Taking it even further is to do a systematic theology of the topic. What does Scripture as a whole say about it? How do we reconcile seemingly different approaches to the topic in varying circumstances within Scripture? Biblical theology often helps develop this systematic approach in my experience. Erickson indicates the first step in systematic theology is to collect the biblical materials; why not do so in a chronological and contextual fashion with strong exegesis? What have other theologians said about the topic throughout history? With these and other questions at hand, I attempt to write what it is I believe and what questions the doctrine answers.
If theology informs everything, then I need to know how to act based on that theology. If I am to obey Scripture and be not only a consumer of the Word but also an executor of the Word (James 1:22), I need to know how to act as a result. This is how I define ethics. Too many ethicists only deal with the big cultural issues of the day: abortion, euthanasia, bioethics, war, poverty, famine... All of these are important, but what about how I should treat people? What about how I should handle my finances? What about what substances I should or should not consume? There are every day questions that Christians all over the world are struggling with that ethicists aren't answering. With whatever I believe or whatever doctrine I systematize, I want to know what to do with it or its all just a waste of time.

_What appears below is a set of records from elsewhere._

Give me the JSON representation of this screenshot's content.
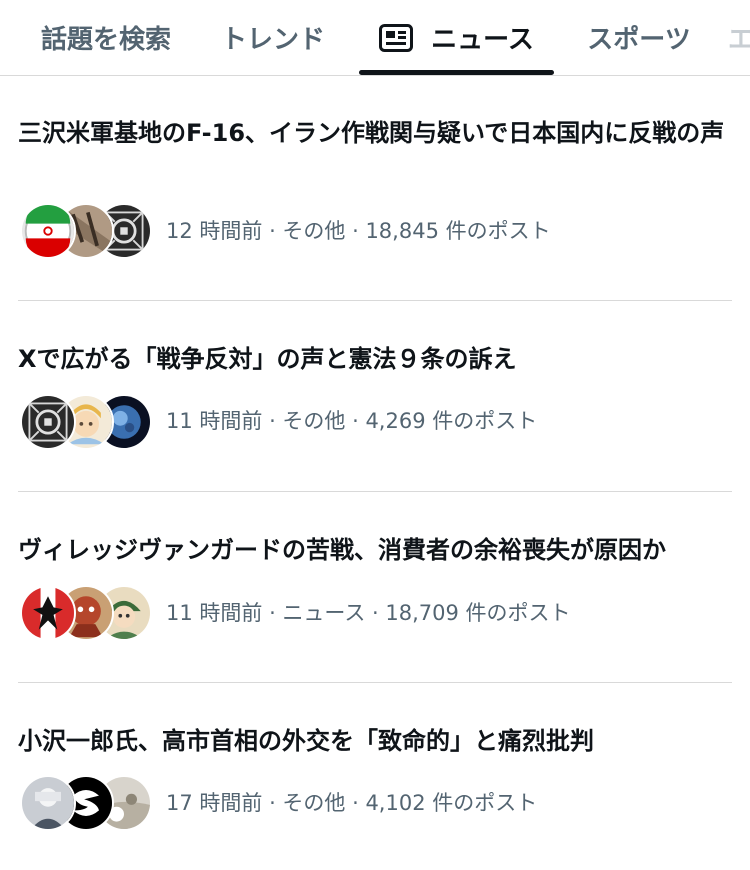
{
  "tabs": [
    {
      "label": "話題を検索"
    },
    {
      "label": "トレンド"
    },
    {
      "label": "ニュース",
      "icon": "news-icon",
      "active": true
    },
    {
      "label": "スポーツ"
    },
    {
      "label": "エ"
    }
  ],
  "items": [
    {
      "headline": "三沢米軍基地のF-16、イラン作戦関与疑いで日本国内に反戦の声",
      "meta": "12 時間前 · その他 · 18,845 件のポスト"
    },
    {
      "headline": "Xで広がる「戦争反対」の声と憲法９条の訴え",
      "meta": "11 時間前 · その他 · 4,269 件のポスト"
    },
    {
      "headline": "ヴィレッジヴァンガードの苦戦、消費者の余裕喪失が原因か",
      "meta": "11 時間前 · ニュース · 18,709 件のポスト"
    },
    {
      "headline": "小沢一郎氏、高市首相の外交を「致命的」と痛烈批判",
      "meta": "17 時間前 · その他 · 4,102 件のポスト"
    }
  ]
}
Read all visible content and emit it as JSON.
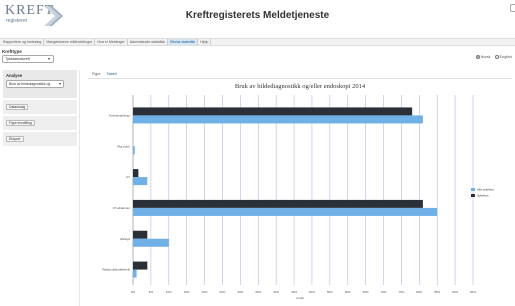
{
  "header": {
    "logo_text": "KREFT",
    "logo_sub": "registeret",
    "title": "Kreftregisterets Meldetjeneste"
  },
  "nav": {
    "tabs": [
      {
        "label": "Rapportere og Innlesing",
        "active": false
      },
      {
        "label": "Mangelskreve mål/meldinger",
        "active": false
      },
      {
        "label": "Hva er Meldinger",
        "active": false
      },
      {
        "label": "Administrativ statistikk",
        "active": false
      },
      {
        "label": "Klinisk statistikk",
        "active": true
      },
      {
        "label": "Hjelp",
        "active": false
      }
    ]
  },
  "kreft": {
    "label": "Krefttype",
    "selected": "Tykktarmskreft"
  },
  "language": {
    "norsk": "Norsk",
    "english": "English",
    "selected": "norsk"
  },
  "sidebar": {
    "analyse_label": "Analyse",
    "analyse_selected": "Bruk av bildediagnostikk og",
    "buttons": [
      "Datautvalg",
      "Figur innstilling",
      "Eksport"
    ]
  },
  "tabs": {
    "figure": "Figur",
    "table": "Tabell"
  },
  "colors": {
    "series_dark": "#2b2f38",
    "series_light": "#6fb1e6",
    "gridline": "#b9b7e3",
    "accent_link": "#1a5c96"
  },
  "chart_data": {
    "type": "bar",
    "orientation": "horizontal",
    "title": "Bruk av bildediagnostikk og/eller endoskopi 2014",
    "categories": [
      "Koloskopi/skopi",
      "Rtg.colon",
      "CT",
      "CT-abdomen",
      "Ultralyd",
      "Radionukleotidteknik"
    ],
    "series": [
      {
        "name": "Alle sykehus",
        "color": "#6fb1e6",
        "values": [
          81,
          0.5,
          4,
          85,
          10,
          1
        ]
      },
      {
        "name": "Sykehus",
        "color": "#2b2f38",
        "values": [
          78,
          0,
          1.5,
          81,
          4,
          4
        ]
      }
    ],
    "xlim": [
      0,
      95
    ],
    "xticks": [
      "0%",
      "5%",
      "10%",
      "15%",
      "20%",
      "25%",
      "30%",
      "35%",
      "40%",
      "45%",
      "50%",
      "55%",
      "60%",
      "65%",
      "70%",
      "75%",
      "80%",
      "85%",
      "90%",
      "95%"
    ],
    "xlabel": "Andel",
    "legend_position": "right",
    "grid": true
  }
}
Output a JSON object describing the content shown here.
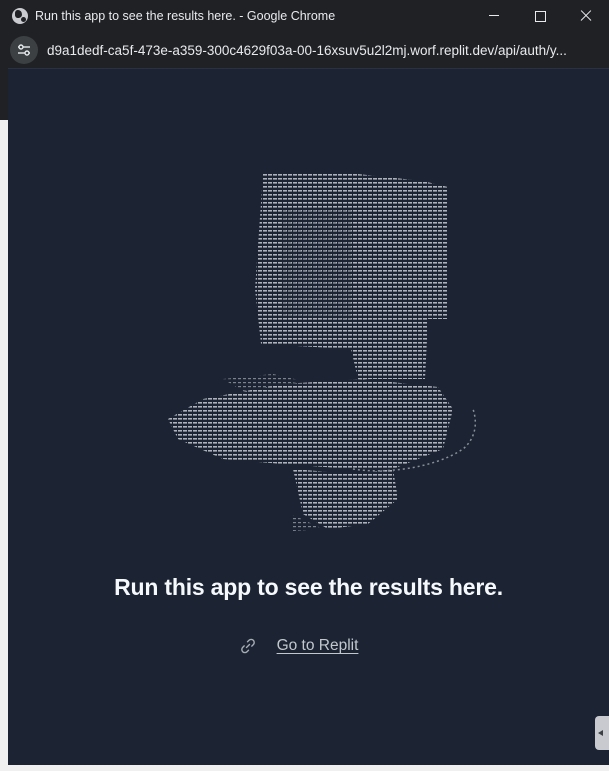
{
  "window": {
    "title": "Run this app to see the results here. - Google Chrome",
    "app_icon": "chrome-globe-icon",
    "controls": [
      "minimize-icon",
      "maximize-icon",
      "close-icon"
    ]
  },
  "address_bar": {
    "site_info_icon": "tune-icon",
    "url": "d9a1dedf-ca5f-473e-a359-300c4629f03a-00-16xsuv5u2l2mj.worf.replit.dev/api/auth/y..."
  },
  "page": {
    "illustration": "ascii-art-chair-illustration",
    "headline": "Run this app to see the results here.",
    "link_icon": "link-icon",
    "link_label": "Go to Replit"
  },
  "colors": {
    "background": "#1c2333",
    "chrome": "#202124",
    "headline": "#f5f9fc",
    "link": "#c2c8cc"
  }
}
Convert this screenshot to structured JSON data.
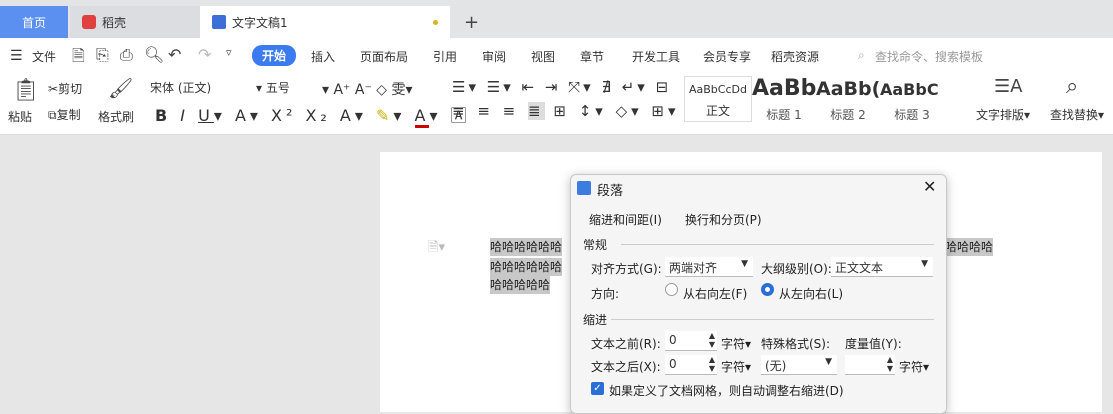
{
  "tabs": [
    {
      "label": "首页"
    },
    {
      "label": "稻壳"
    },
    {
      "label": "文字文稿1"
    }
  ],
  "new_tab": "+",
  "menu": {
    "file": "文件",
    "items": [
      "开始",
      "插入",
      "页面布局",
      "引用",
      "审阅",
      "视图",
      "章节",
      "开发工具",
      "会员专享",
      "稻壳资源"
    ],
    "search_placeholder": "查找命令、搜索模板"
  },
  "ribbon": {
    "paste": "粘贴",
    "cut": "剪切",
    "copy": "复制",
    "format_painter": "格式刷",
    "font": "宋体 (正文)",
    "size": "五号",
    "styles": [
      {
        "preview": "AaBbCcDd",
        "label": "正文"
      },
      {
        "preview": "AaBb",
        "label": "标题 1"
      },
      {
        "preview": "AaBb(",
        "label": "标题 2"
      },
      {
        "preview": "AaBbC",
        "label": "标题 3"
      }
    ],
    "text_layout": "文字排版",
    "find_replace": "查找替换"
  },
  "document": {
    "lines": [
      "哈哈哈哈哈哈",
      "哈哈哈哈哈哈",
      "哈哈哈哈哈"
    ],
    "right_text": "哈哈哈哈"
  },
  "dialog": {
    "title": "段落",
    "tabs": [
      "缩进和间距(I)",
      "换行和分页(P)"
    ],
    "general": "常规",
    "align_label": "对齐方式(G):",
    "align_value": "两端对齐",
    "outline_label": "大纲级别(O):",
    "outline_value": "正文文本",
    "direction_label": "方向:",
    "rtl": "从右向左(F)",
    "ltr": "从左向右(L)",
    "indent": "缩进",
    "before_label": "文本之前(R):",
    "before_value": "0",
    "after_label": "文本之后(X):",
    "after_value": "0",
    "unit": "字符",
    "special_label": "特殊格式(S):",
    "special_value": "(无)",
    "measure_label": "度量值(Y):",
    "measure_value": "",
    "auto_adjust": "如果定义了文档网格，则自动调整右缩进(D)"
  }
}
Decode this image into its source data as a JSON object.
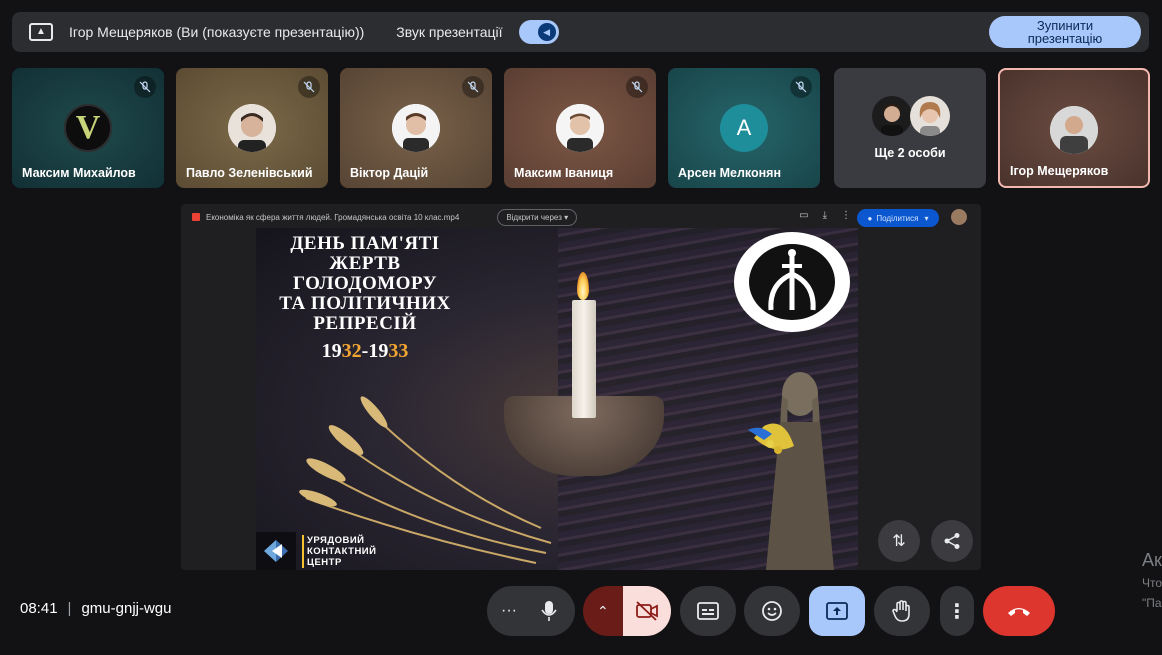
{
  "banner": {
    "presenter_text": "Ігор Мещеряков (Ви (показуєте презентацію))",
    "sound_label": "Звук презентації",
    "stop_label": "Зупинити презентацію"
  },
  "tiles": [
    {
      "name": "Максим Михайлов",
      "bg": "#15363a",
      "avatar_letter": "V",
      "muted": true
    },
    {
      "name": "Павло Зеленівський",
      "bg": "#6b5a3d",
      "muted": true
    },
    {
      "name": "Віктор Дацій",
      "bg": "#6a533e",
      "muted": true
    },
    {
      "name": "Максим Іваниця",
      "bg": "#6e4a3c",
      "muted": true
    },
    {
      "name": "Арсен Мелконян",
      "bg": "#1d4f55",
      "avatar_letter": "A",
      "muted": true
    },
    {
      "name": "Ще 2 особи",
      "bg": "#3a3b40"
    },
    {
      "name": "Ігор Мещеряков",
      "bg": "#5a4038",
      "active": true
    }
  ],
  "stage": {
    "file_name": "Економіка як сфера життя людей. Громадянська освіта 10 клас.mp4",
    "open_with": "Відкрити через ▾",
    "share": "Поділитися",
    "slide": {
      "title_lines": [
        "ДЕНЬ ПАМ'ЯТІ",
        "ЖЕРТВ",
        "ГОЛОДОМОРУ",
        "ТА ПОЛІТИЧНИХ",
        "РЕПРЕСІЙ"
      ],
      "years_a": "19",
      "years_b": "32",
      "years_c": "-19",
      "years_d": "33",
      "logo_lines": [
        "УРЯДОВИЙ",
        "КОНТАКТНИЙ",
        "ЦЕНТР"
      ]
    }
  },
  "bottom": {
    "time": "08:41",
    "separator": "|",
    "meeting_code": "gmu-gnjj-wgu"
  },
  "partial_right": [
    "Ак",
    "Что",
    "\"Па"
  ],
  "colors": {
    "accent": "#a8c7fa",
    "end_call": "#dc362e",
    "camera_off": "#f9dedc"
  }
}
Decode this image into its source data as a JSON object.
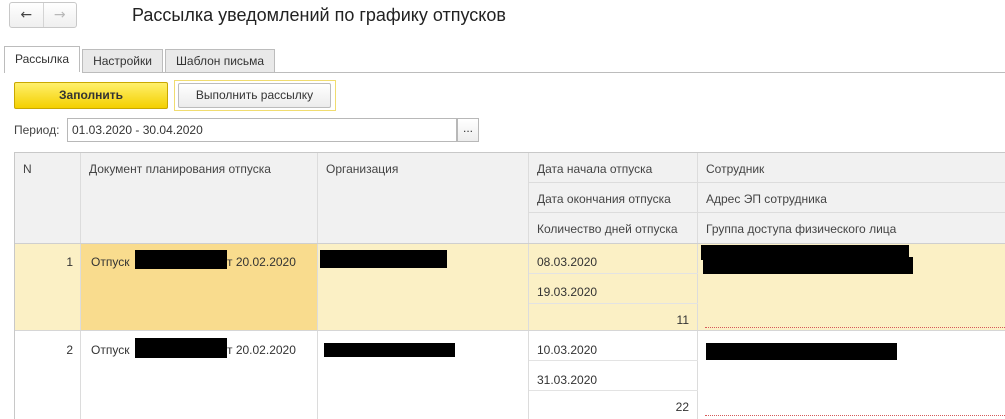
{
  "window": {
    "title": "Рассылка уведомлений по графику отпусков",
    "nav": {
      "back_icon": "←",
      "forward_icon": "→"
    }
  },
  "tabs": [
    {
      "label": "Рассылка",
      "active": true
    },
    {
      "label": "Настройки",
      "active": false
    },
    {
      "label": "Шаблон письма",
      "active": false
    }
  ],
  "toolbar": {
    "fill_label": "Заполнить",
    "send_label": "Выполнить рассылку"
  },
  "period": {
    "label": "Период:",
    "value": "01.03.2020 - 30.04.2020",
    "select_icon": "..."
  },
  "table": {
    "headers": {
      "n": "N",
      "document": "Документ планирования отпуска",
      "organization": "Организация",
      "start_date": "Дата начала отпуска",
      "end_date": "Дата окончания отпуска",
      "days": "Количество дней отпуска",
      "employee": "Сотрудник",
      "email": "Адрес ЭП сотрудника",
      "access_group": "Группа доступа физического лица"
    },
    "rows": [
      {
        "n": "1",
        "document_prefix": "Отпуск",
        "document_suffix": "т 20.02.2020",
        "start_date": "08.03.2020",
        "end_date": "19.03.2020",
        "days": "11"
      },
      {
        "n": "2",
        "document_prefix": "Отпуск",
        "document_suffix": "т 20.02.2020",
        "start_date": "10.03.2020",
        "end_date": "31.03.2020",
        "days": "22"
      }
    ]
  },
  "colors": {
    "accent_yellow": "#f4d000",
    "selected_row": "#fbf0c5",
    "active_cell": "#f9dc8e",
    "header_bg": "#f1f1f1"
  }
}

I also want to know how I defend that belief. This is the central theme of apologetics, which is so heavily intertwined with philosophy that it brings us right back to where we started. It's a circular process through which I refine what I believe and how I think about it. It's also a necessity. If you can't defend what you believe, you'll soon find yourself either no longer believing it or never talking about it. Neither is an acceptable option when another's eternity is at stake.
So that's what you'll see a lot of on this segment of my website. You'll see how I intellectualize an issue, how I systematize that issue down to a doctrine, what ethical implications that doctrine carries, and a robust defense of the position. Let me conclude by saying that I write for my own benefit primarily as it helps with my own clarity of thought. But, I want it to help others as well. Perhaps the arguments here will help clarify doctrines for you. Better yet, perhaps it will persuade others that the gospel is true, that humanity is desperately sick, that God loves us anyways and sent Jesus to suffer the consequences of that sickness on our behalf so that we could escape quarantine and be with God in heaven forever, and that in the meantime we have a mission to accomplish for His purposes. To these ends I write...
...for His fame,